_Problem to work on_
The reply is to contain the full listing, repeated exactly, with pictures left out.

_Record extracts_
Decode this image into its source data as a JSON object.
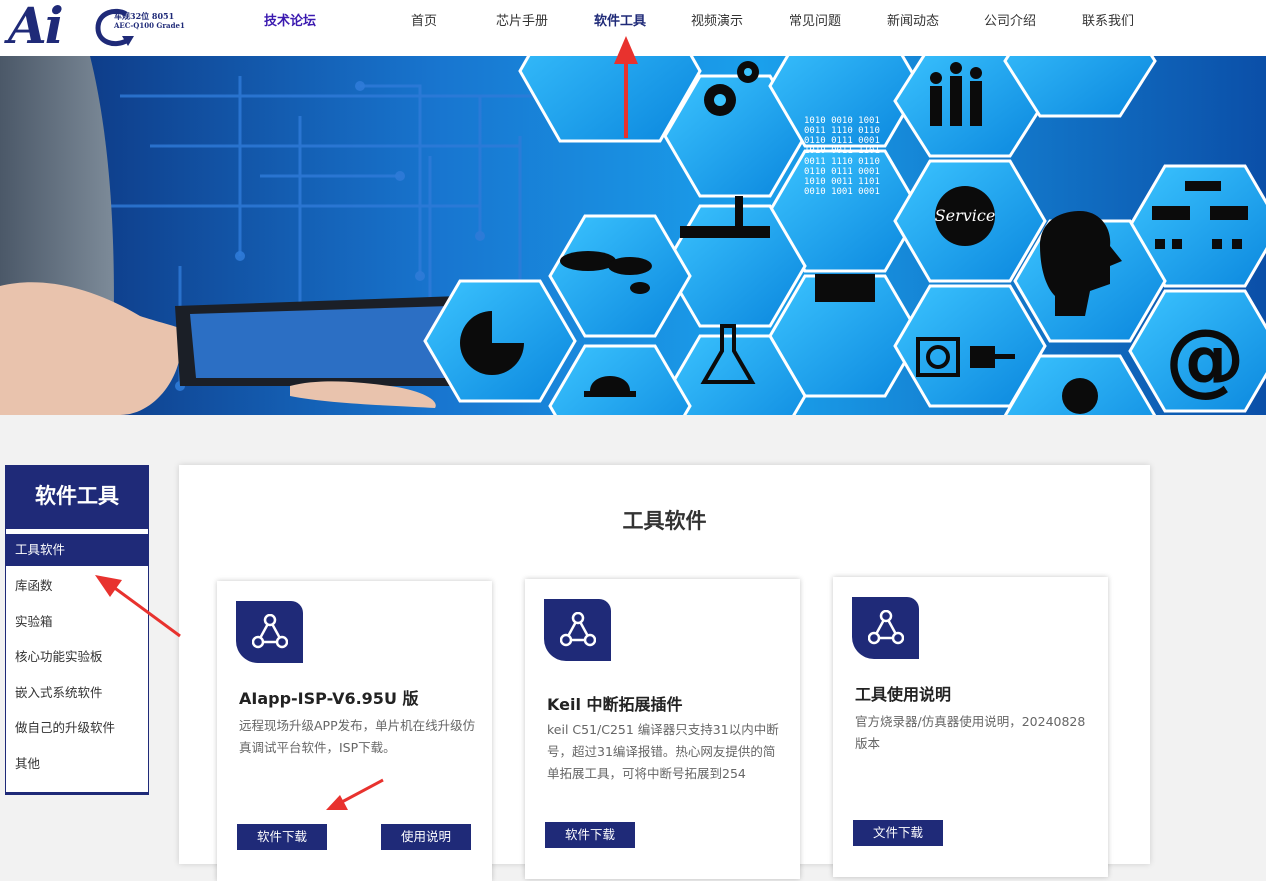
{
  "logo": {
    "mark": "Ai",
    "tagline_1": "车规32位 8051",
    "tagline_2": "AEC-Q100 Grade1"
  },
  "nav": {
    "forum": "技术论坛",
    "items": [
      "首页",
      "芯片手册",
      "软件工具",
      "视频演示",
      "常见问题",
      "新闻动态",
      "公司介绍",
      "联系我们"
    ],
    "active_index": 2
  },
  "banner": {
    "binary_rows": [
      "1010 0010 1001",
      "0011 1110 0110",
      "0110 0111 0001",
      "1010 0011 1101",
      "0011 1110 0110",
      "0110 0111 0001",
      "1010 0011 1101",
      "0010 1001 0001"
    ],
    "service_text": "Service",
    "at_symbol": "@",
    "icons": [
      "gears-icon",
      "binary-code-icon",
      "team-icon",
      "factory-icon",
      "service-gear-icon",
      "org-chart-icon",
      "world-map-icon",
      "microchip-icon",
      "brain-gears-icon",
      "pie-chart-icon",
      "flask-icon",
      "power-plug-icon",
      "at-sign-icon",
      "hard-hat-icon"
    ]
  },
  "sidebar": {
    "title": "软件工具",
    "items": [
      "工具软件",
      "库函数",
      "实验箱",
      "核心功能实验板",
      "嵌入式系统软件",
      "做自己的升级软件",
      "其他"
    ],
    "active_index": 0
  },
  "main": {
    "title": "工具软件",
    "cards": [
      {
        "title": "AIapp-ISP-V6.95U 版",
        "description": "远程现场升级APP发布，单片机在线升级仿真调试平台软件，ISP下载。",
        "buttons": [
          "软件下载",
          "使用说明"
        ]
      },
      {
        "title": "Keil 中断拓展插件",
        "description": "keil C51/C251 编译器只支持31以内中断号，超过31编译报错。热心网友提供的简单拓展工具，可将中断号拓展到254",
        "buttons": [
          "软件下载"
        ]
      },
      {
        "title": "工具使用说明",
        "description": "官方烧录器/仿真器使用说明，20240828版本",
        "buttons": [
          "文件下载"
        ]
      }
    ]
  },
  "colors": {
    "brand_navy": "#1f2a78",
    "forum_purple": "#3b1ab0",
    "annotation_red": "#e8322e",
    "banner_blue": "#1aa0ec"
  }
}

_Completed task_
Decode this image into its source data as a JSON object.
{
  "logo": {
    "mark": "Ai",
    "tagline_1": "车规32位 8051",
    "tagline_2": "AEC-Q100 Grade1"
  },
  "nav": {
    "forum": "技术论坛",
    "items": [
      "首页",
      "芯片手册",
      "软件工具",
      "视频演示",
      "常见问题",
      "新闻动态",
      "公司介绍",
      "联系我们"
    ],
    "active_index": 2
  },
  "banner": {
    "binary_rows": [
      "1010 0010 1001",
      "0011 1110 0110",
      "0110 0111 0001",
      "1010 0011 1101",
      "0011 1110 0110",
      "0110 0111 0001",
      "1010 0011 1101",
      "0010 1001 0001"
    ],
    "service_text": "Service",
    "at_symbol": "@",
    "icons": [
      "gears-icon",
      "binary-code-icon",
      "team-icon",
      "factory-icon",
      "service-gear-icon",
      "org-chart-icon",
      "world-map-icon",
      "microchip-icon",
      "brain-gears-icon",
      "pie-chart-icon",
      "flask-icon",
      "power-plug-icon",
      "at-sign-icon",
      "hard-hat-icon"
    ]
  },
  "sidebar": {
    "title": "软件工具",
    "items": [
      "工具软件",
      "库函数",
      "实验箱",
      "核心功能实验板",
      "嵌入式系统软件",
      "做自己的升级软件",
      "其他"
    ],
    "active_index": 0
  },
  "main": {
    "title": "工具软件",
    "cards": [
      {
        "title": "AIapp-ISP-V6.95U 版",
        "description": "远程现场升级APP发布，单片机在线升级仿真调试平台软件，ISP下载。",
        "buttons": [
          "软件下载",
          "使用说明"
        ]
      },
      {
        "title": "Keil 中断拓展插件",
        "description": "keil C51/C251 编译器只支持31以内中断号，超过31编译报错。热心网友提供的简单拓展工具，可将中断号拓展到254",
        "buttons": [
          "软件下载"
        ]
      },
      {
        "title": "工具使用说明",
        "description": "官方烧录器/仿真器使用说明，20240828版本",
        "buttons": [
          "文件下载"
        ]
      }
    ]
  },
  "colors": {
    "brand_navy": "#1f2a78",
    "forum_purple": "#3b1ab0",
    "annotation_red": "#e8322e",
    "banner_blue": "#1aa0ec"
  }
}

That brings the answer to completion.